START Dataset records

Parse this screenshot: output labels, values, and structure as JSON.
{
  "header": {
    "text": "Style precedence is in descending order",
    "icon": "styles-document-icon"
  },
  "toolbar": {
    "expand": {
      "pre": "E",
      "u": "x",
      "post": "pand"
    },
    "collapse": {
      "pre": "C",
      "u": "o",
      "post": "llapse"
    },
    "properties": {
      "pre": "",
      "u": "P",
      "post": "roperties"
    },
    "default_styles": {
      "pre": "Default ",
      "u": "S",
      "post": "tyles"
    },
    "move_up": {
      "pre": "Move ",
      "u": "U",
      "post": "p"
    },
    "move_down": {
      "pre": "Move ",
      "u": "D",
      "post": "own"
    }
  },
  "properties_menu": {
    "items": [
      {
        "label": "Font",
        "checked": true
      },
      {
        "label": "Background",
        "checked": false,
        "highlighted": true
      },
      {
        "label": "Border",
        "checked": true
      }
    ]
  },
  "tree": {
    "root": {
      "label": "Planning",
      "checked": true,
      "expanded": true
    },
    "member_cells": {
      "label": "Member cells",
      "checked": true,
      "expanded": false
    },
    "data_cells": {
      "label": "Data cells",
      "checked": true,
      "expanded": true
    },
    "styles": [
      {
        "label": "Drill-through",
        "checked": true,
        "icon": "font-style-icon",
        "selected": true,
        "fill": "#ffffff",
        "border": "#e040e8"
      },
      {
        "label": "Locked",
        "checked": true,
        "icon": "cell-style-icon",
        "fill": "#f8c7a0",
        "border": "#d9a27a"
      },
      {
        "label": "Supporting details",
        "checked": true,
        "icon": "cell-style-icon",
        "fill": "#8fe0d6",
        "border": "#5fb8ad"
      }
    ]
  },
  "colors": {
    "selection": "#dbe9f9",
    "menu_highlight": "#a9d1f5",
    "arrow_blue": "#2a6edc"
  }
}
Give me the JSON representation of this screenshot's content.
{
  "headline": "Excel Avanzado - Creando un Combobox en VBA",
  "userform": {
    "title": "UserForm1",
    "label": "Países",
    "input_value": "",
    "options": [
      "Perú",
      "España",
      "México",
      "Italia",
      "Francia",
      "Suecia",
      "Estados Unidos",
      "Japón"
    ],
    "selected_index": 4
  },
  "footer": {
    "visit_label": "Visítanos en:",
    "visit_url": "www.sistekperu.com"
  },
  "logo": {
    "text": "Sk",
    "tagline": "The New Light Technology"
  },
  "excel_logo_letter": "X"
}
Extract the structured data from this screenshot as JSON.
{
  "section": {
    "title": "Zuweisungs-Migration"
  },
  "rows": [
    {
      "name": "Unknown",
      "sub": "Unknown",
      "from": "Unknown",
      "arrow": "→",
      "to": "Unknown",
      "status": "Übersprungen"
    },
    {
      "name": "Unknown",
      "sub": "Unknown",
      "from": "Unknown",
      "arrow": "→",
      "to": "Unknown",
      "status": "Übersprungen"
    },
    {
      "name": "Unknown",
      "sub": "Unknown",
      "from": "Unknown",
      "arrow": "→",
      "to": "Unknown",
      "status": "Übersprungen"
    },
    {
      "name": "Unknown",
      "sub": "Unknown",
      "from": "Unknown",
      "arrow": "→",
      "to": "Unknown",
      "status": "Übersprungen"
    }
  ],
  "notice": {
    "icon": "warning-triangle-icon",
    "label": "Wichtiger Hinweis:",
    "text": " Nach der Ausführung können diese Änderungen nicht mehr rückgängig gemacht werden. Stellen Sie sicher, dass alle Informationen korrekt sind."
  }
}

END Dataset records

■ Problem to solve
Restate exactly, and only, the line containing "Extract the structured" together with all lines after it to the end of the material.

■ Reply
Extract the structured data from this screenshot as JSON.
{
  "section": {
    "title": "Zuweisungs-Migration"
  },
  "rows": [
    {
      "name": "Unknown",
      "sub": "Unknown",
      "from": "Unknown",
      "arrow": "→",
      "to": "Unknown",
      "status": "Übersprungen"
    },
    {
      "name": "Unknown",
      "sub": "Unknown",
      "from": "Unknown",
      "arrow": "→",
      "to": "Unknown",
      "status": "Übersprungen"
    },
    {
      "name": "Unknown",
      "sub": "Unknown",
      "from": "Unknown",
      "arrow": "→",
      "to": "Unknown",
      "status": "Übersprungen"
    },
    {
      "name": "Unknown",
      "sub": "Unknown",
      "from": "Unknown",
      "arrow": "→",
      "to": "Unknown",
      "status": "Übersprungen"
    }
  ],
  "notice": {
    "icon": "warning-triangle-icon",
    "label": "Wichtiger Hinweis:",
    "text": " Nach der Ausführung können diese Änderungen nicht mehr rückgängig gemacht werden. Stellen Sie sicher, dass alle Informationen korrekt sind."
  }
}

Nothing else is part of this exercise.